Tuesday’s CNN/New York Times debate felt a little like a slog. At three hours long, by the time the candidates got to the end question – a slightly vacuous “who is your most unexpected friend” – it seems likely that most voters would have turned off.
It was a debate with few surprises. California entrepreneur Andrew Yang, who is running on a platform of Universal Basic Income, had his first decent night of the campaign so far, managing to make his case more clearly than he has in previous debates.
Hawaii congresswoman Tulsi Gabbard and billionaire Tom Steyer were the Marianne Williamsons of the debate, throwing a few weird curveballs – though sadly none as endearingly weird as those from Williamson herself have been.

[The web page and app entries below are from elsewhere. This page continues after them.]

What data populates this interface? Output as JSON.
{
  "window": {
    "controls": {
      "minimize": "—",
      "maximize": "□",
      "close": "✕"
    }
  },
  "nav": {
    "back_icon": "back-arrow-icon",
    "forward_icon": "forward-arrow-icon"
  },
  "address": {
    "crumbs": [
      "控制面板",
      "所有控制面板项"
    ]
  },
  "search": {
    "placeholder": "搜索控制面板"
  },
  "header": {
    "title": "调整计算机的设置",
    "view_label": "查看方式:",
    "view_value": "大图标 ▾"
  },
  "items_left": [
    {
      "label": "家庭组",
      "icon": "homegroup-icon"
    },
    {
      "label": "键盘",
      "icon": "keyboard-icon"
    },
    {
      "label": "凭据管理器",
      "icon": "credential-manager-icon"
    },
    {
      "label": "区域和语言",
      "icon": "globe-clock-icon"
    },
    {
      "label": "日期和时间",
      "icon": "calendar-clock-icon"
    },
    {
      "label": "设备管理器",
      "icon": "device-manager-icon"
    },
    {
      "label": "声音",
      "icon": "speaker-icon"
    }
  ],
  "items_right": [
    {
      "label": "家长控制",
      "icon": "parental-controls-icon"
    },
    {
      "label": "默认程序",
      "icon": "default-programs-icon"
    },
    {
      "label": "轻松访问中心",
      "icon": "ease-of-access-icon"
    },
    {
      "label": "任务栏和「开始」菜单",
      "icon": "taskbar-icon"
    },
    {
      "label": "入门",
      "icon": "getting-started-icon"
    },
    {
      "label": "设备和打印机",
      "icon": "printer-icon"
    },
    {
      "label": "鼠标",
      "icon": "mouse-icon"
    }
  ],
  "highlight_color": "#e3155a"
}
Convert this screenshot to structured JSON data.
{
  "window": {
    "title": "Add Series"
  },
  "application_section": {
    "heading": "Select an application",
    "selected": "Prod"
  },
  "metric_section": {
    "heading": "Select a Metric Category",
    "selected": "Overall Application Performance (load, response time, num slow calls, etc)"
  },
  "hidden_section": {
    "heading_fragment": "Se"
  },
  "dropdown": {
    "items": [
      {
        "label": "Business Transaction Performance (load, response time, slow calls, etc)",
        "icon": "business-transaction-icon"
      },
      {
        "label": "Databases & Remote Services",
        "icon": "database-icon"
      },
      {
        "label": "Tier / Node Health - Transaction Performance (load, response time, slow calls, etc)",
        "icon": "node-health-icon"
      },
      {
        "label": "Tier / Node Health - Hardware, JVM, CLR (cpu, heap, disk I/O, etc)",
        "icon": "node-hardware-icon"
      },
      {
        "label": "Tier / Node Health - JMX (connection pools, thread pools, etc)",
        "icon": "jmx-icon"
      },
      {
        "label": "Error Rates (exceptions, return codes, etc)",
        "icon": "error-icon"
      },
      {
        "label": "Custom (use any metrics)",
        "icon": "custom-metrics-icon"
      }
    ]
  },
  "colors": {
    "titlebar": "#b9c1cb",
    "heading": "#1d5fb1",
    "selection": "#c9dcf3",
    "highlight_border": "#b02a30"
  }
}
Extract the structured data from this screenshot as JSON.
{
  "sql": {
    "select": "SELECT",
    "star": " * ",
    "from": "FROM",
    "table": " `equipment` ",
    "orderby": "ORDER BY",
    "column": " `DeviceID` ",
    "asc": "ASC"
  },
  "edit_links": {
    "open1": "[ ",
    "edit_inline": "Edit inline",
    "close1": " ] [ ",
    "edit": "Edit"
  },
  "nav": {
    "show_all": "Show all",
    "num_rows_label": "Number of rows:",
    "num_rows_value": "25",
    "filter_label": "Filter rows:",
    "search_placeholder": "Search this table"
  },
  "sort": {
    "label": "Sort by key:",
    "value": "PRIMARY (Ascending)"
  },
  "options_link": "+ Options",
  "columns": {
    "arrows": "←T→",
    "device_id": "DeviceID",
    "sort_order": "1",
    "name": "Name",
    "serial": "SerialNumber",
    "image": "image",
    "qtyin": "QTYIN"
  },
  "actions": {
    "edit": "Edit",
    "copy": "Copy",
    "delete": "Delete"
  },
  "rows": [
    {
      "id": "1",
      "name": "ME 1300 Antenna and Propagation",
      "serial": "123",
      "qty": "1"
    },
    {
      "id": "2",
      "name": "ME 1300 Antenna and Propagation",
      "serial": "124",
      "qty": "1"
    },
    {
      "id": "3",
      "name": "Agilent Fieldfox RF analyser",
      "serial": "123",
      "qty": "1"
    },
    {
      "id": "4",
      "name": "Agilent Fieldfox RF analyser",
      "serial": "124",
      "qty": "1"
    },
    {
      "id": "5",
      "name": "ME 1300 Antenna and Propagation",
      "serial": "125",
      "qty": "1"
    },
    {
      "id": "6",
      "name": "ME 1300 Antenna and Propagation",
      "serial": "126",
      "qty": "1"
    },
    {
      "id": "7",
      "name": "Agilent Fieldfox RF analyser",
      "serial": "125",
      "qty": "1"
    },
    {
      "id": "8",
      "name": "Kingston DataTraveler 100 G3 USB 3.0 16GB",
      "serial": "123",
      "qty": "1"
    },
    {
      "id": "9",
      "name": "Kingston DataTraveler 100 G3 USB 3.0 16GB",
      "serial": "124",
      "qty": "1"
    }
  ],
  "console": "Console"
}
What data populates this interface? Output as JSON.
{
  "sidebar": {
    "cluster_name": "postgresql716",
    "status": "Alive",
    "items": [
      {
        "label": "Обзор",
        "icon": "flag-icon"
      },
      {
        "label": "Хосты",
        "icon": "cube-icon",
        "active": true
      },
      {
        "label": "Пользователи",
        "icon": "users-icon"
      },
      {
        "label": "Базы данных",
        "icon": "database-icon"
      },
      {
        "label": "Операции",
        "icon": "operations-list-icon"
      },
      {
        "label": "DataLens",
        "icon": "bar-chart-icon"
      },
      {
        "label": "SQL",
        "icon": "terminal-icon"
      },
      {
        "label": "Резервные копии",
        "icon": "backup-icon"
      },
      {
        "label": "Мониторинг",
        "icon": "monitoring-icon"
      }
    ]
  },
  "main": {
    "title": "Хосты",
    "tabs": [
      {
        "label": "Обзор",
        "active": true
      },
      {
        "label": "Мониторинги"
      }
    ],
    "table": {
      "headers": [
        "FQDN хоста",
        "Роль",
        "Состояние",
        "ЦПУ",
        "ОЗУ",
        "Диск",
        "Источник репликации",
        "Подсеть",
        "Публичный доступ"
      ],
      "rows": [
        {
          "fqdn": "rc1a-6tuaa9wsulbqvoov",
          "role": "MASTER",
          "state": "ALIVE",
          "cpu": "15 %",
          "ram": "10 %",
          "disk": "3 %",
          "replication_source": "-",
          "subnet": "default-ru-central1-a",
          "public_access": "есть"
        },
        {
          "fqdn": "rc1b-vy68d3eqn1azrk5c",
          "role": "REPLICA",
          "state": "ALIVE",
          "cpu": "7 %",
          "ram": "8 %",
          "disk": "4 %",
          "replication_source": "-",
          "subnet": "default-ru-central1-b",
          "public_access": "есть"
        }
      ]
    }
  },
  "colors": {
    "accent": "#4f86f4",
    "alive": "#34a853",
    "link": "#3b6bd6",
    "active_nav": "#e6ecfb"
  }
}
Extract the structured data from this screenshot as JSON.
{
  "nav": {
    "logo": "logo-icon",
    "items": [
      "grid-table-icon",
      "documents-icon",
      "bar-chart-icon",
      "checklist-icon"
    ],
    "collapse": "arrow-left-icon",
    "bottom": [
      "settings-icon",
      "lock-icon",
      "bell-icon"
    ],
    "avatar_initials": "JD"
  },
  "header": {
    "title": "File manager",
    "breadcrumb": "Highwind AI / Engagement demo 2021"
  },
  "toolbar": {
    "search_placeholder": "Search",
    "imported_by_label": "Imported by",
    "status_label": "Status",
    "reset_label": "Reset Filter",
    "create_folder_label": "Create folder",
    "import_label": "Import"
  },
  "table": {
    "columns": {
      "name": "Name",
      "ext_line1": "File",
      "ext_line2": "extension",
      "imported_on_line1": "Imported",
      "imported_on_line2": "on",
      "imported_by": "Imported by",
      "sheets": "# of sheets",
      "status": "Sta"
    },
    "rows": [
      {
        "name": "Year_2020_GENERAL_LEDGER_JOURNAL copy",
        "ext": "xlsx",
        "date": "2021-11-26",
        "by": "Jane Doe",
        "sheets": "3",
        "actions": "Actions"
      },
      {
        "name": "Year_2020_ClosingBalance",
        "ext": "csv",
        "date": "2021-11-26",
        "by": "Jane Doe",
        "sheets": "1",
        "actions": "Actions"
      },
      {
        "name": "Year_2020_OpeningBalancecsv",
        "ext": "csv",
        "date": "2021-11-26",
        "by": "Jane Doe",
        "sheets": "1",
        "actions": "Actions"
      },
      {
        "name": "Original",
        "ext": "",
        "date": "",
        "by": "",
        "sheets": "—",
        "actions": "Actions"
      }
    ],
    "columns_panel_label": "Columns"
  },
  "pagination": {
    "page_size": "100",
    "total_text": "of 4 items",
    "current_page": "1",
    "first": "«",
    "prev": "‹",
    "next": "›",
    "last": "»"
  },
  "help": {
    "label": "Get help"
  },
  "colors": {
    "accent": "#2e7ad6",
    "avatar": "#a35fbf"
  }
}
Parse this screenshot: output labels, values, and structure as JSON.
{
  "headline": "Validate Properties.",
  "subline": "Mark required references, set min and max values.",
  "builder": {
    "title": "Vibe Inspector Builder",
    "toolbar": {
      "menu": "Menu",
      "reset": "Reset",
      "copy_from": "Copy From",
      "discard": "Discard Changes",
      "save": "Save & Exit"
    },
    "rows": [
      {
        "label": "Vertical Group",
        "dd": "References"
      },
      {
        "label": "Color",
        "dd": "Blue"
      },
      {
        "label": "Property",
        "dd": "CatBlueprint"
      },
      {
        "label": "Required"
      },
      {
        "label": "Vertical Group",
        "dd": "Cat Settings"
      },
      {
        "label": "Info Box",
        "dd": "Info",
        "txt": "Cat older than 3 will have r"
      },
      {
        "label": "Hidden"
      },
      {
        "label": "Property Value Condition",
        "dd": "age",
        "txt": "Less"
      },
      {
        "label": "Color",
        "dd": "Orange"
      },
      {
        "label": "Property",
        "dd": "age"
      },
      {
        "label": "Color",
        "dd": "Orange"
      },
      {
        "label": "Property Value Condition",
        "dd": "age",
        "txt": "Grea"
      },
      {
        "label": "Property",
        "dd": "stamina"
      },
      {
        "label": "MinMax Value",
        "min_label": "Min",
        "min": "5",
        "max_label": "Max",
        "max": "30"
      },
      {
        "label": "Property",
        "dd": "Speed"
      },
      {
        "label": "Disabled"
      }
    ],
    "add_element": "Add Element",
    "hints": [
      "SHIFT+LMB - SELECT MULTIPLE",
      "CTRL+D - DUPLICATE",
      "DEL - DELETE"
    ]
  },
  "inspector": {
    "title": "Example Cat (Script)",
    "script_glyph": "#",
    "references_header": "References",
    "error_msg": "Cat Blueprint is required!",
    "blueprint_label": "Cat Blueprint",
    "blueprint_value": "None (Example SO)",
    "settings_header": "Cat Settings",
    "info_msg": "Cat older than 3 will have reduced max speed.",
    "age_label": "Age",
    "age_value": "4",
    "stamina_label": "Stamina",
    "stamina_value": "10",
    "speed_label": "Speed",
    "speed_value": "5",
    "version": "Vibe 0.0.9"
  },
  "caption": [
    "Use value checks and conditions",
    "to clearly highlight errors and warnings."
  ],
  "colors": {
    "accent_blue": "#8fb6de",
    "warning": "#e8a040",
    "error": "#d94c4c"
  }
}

Vermont senator Bernie Sanders had an excellent night, landing some good blows and seeming energetic – astonishingly so, considering he recently had a heart attack.
South Bend, Indiana, mayor Pete Buttigieg took a sharp turn from his usual calm approach to take a swipe at Massachusetts senator Elizabeth Warren, in a pivot that may well not serve him with a public that has come to like him as a voice of reason.
He wasn’t alone, though: former Housing and Urban Development secretary Julian Castro, Minnesota senator Amy Klobuchar, and former Texas congressman Beto O’Rourke all took swipes at Warren, and she had to fend off attacks on multiple fronts.
That’s the key thing to note: Warren has now become the nominal frontrunner, the tall poppy at whom other candidates further down in the polls now must try to cut down. Even Joe Biden, who started the campaign as by far the frontrunner, was reduced to being part of the pack making jabs at the Massachusetts senator, who has recently cruised past him in many polls.
Probably the most fractious moment came between Warren, Sanders and Biden when the former vice-president swiped at their healthcare plans – a question on which moderators spent near-tedious amounts of time, unlike climate change, which didn’t get mentioned. “You did a good job at your job,” Biden said, with a little condescension in his voice. “Thanks,” Warren coldly replied.
But – aside from Sanders’ miraculous return to fine fettle – Warren’s confirmed ascension to frontrunner status was the main takeaway from a debate which will otherwise likely not move the needle far enough for most of the other candidates to prevent her seemingly-inexorable rise.